To achieve higher performance, our body needs more oxygen. When doing Freeletics we get very close to the limits of our performance, which is why it is so important to optimize breathing as much as possible to ensure constant oxygen supply to our body.
What happens during breathing?
The lungs themselves are not muscles, but they are, so to speak, glued to the thorax and the diaphragm. As the thorax and/or the diaphragm expand by the straining of muscles, the lungs follow this movement, creating a vacuum that sucks in air. Fresh air enters the lungs where oxygen is filtered through air sacks called alveoli which act as a passage to join to red blood cells in the blood stream. These cells transport oxygen through blood vessels to organs and muscles, so they can burn nutrients and release energy by using it. With physical exertion, more energy must be generated, so requiring more oxygen.
While exhaling, blood carries carbon dioxide, from cellular respiration, from all tissues to the alveoli. Carbon dioxide is exhaled when the chest cavity shrinks and that the air is pushed out of the lungs. Although lungs are not muscle tissue, diaphragm and intercostal muscles (muscles of the rib cage) are indispensable to this process.
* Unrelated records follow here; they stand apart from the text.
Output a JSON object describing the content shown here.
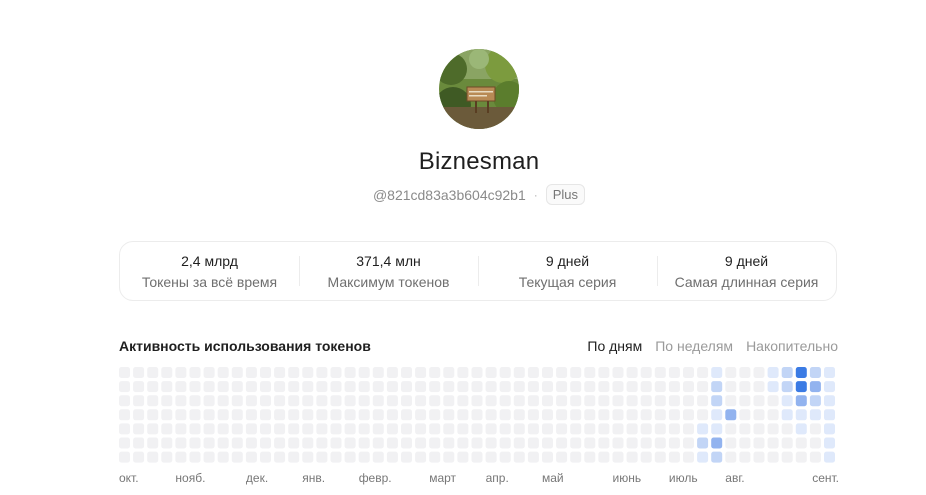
{
  "profile": {
    "name": "Biznesman",
    "handle": "@821cd83a3b604c92b1",
    "separator": "·",
    "plan": "Plus"
  },
  "stats": [
    {
      "value": "2,4 млрд",
      "label": "Токены за всё время"
    },
    {
      "value": "371,4 млн",
      "label": "Максимум токенов"
    },
    {
      "value": "9 дней",
      "label": "Текущая серия"
    },
    {
      "value": "9 дней",
      "label": "Самая длинная серия"
    }
  ],
  "activity": {
    "title": "Активность использования токенов",
    "tabs": [
      {
        "label": "По дням",
        "active": true
      },
      {
        "label": "По неделям",
        "active": false
      },
      {
        "label": "Накопительно",
        "active": false
      }
    ],
    "months": [
      "окт.",
      "нояб.",
      "дек.",
      "янв.",
      "февр.",
      "март",
      "апр.",
      "май",
      "июнь",
      "июль",
      "авг.",
      "сент."
    ],
    "month_start_weeks": [
      0,
      4,
      9,
      13,
      17,
      22,
      26,
      30,
      35,
      39,
      43,
      48
    ],
    "weeks": 51,
    "days": 7,
    "colors": {
      "level0": "#f1f1f3",
      "level1": "#dfe9fb",
      "level2": "#c2d5f6",
      "level3": "#92b3ef",
      "level4": "#3b7be4"
    },
    "levels": [
      [
        42,
        0,
        1
      ],
      [
        42,
        1,
        2
      ],
      [
        42,
        2,
        2
      ],
      [
        42,
        3,
        1
      ],
      [
        42,
        4,
        1
      ],
      [
        42,
        5,
        3
      ],
      [
        42,
        6,
        2
      ],
      [
        41,
        4,
        1
      ],
      [
        41,
        5,
        2
      ],
      [
        41,
        6,
        1
      ],
      [
        43,
        3,
        3
      ],
      [
        46,
        0,
        1
      ],
      [
        46,
        1,
        1
      ],
      [
        47,
        0,
        2
      ],
      [
        47,
        1,
        2
      ],
      [
        47,
        2,
        1
      ],
      [
        47,
        3,
        1
      ],
      [
        48,
        0,
        4
      ],
      [
        48,
        1,
        4
      ],
      [
        48,
        2,
        3
      ],
      [
        48,
        3,
        1
      ],
      [
        48,
        4,
        1
      ],
      [
        49,
        0,
        2
      ],
      [
        49,
        1,
        3
      ],
      [
        49,
        2,
        2
      ],
      [
        49,
        3,
        1
      ],
      [
        50,
        0,
        1
      ],
      [
        50,
        1,
        1
      ],
      [
        50,
        2,
        1
      ],
      [
        50,
        3,
        1
      ],
      [
        50,
        4,
        1
      ],
      [
        50,
        5,
        1
      ],
      [
        50,
        6,
        1
      ]
    ]
  }
}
The diaphragm is part of the striated muscles and may be controlled arbitrarily, for example, when we hold our breath. But our body takes necessary measures, should this take too long: fine sensors measure the concentration of carbon dioxide and report a lack of oxygen to the brain, which then triggers the natural reflex of breathing.
With abdominal breathing to top form!
There are two different kinds of pulmonary respiration: chest and abdominal breathing. To try both kinds, inhale so that the thorax rises significantly. This is achieved by straining the intercostal muscles.
With abdominal breathing, however, the lungs follow the lowering of the diaphragm in the direction of the abdominal cavity, and as a result, the belly bulges. Since abdominal breathing involves significantly fewer muscles, this kind of breathing is less exhausting and is, for example, initiated automatically when we are relaxed. Conscious abdominal breathing may be of special advantage during physical but also during mental activities as more energy is made available to the rest of the body. Besides, it uses the lung volume fully, thus allowing air to enter the lower part of the lungs and oxygen to reach more of the alveoli. Accordingly, more oxygen can be distributed in the body. Be it while running or working out: deliberately concentrate on breathing “into the belly” in order to exploit the full capacity of your lung volume.
What else is there to consider?
We tend to take a deep breath before facing a challenge of high physical exertion. This is a very natural reflex, because the body wants to be supplied with more oxygen to activate its systems. With physical exertion, however, exactly the opposite is needed: make sure to inhale during moderate physical load and exhale during increased physical load.
Breathing is less effective if the exchange of air occurs only in the upper respiratory tract – for example when breathing shortly or panting. The density of blood vessels in the upper part of the lungs is rather low, which reduces the potential exchange of oxygen with blood. To begin with, it may be very tedious to pay attention to your breathing technique, and it will probably slow you down. But once you have done this a few times with focus, you will quickly internalize this technique and apply it without thinking. As a result, you will gradually increase your capacity in the long-term. Even if at times when your workout is not going well and you find yourself having a hard time, it may help to recall the technique and apply it consciously.
And how do I breathe while running?
There are different recommendations for running workouts, such as inhaling and exhaling after a certain number of steps. A simultaneous focus on running, counting, and breathing may result just in the opposite: incorrect straining of the muscles involved in breathing, which will cause more problems, such as stitches in the side. In our opinion, such suggestions are completely unnecessary. Our brain has a respiratory regulation center which automatically adapts our breathing to our rhythm during running. Should you have any problems breathing while running, just lower your pace a little and you will find the correct rhythm automatically. With each run, your breathing will get easier.
Beware of holding your breath!
Under stressful conditions and with increased physical exertion, many people tend to hold their breath. A reddened face or bloated cheeks may be visible signs of this. The air that should actually be exhaled is pressed against the closed epiglottis and cannot escape even though the diaphragm is in breathing-out position. This creates very high pressure in the thorax, which in turn causes acutely increased blood pressure in the arteries, exerting massive stress on the vessel walls and also impeding the blood flow back to the heart. This may lead to decreased blood flow to the brain, but also to the heart itself.
In particular for older people, athletes who suffer from high blood pressure and for patients with atherosclerosis or other coronary diseases, such pressure on the vessels poses a great danger.
If you follow the suggestions above and manage to adapt the speed of your movements to this continuous rhythm of breathing, you have laid the foundation for increased performance. Nothing will prevent you then from achieving your actual objective – be it muscle gain or fat loss.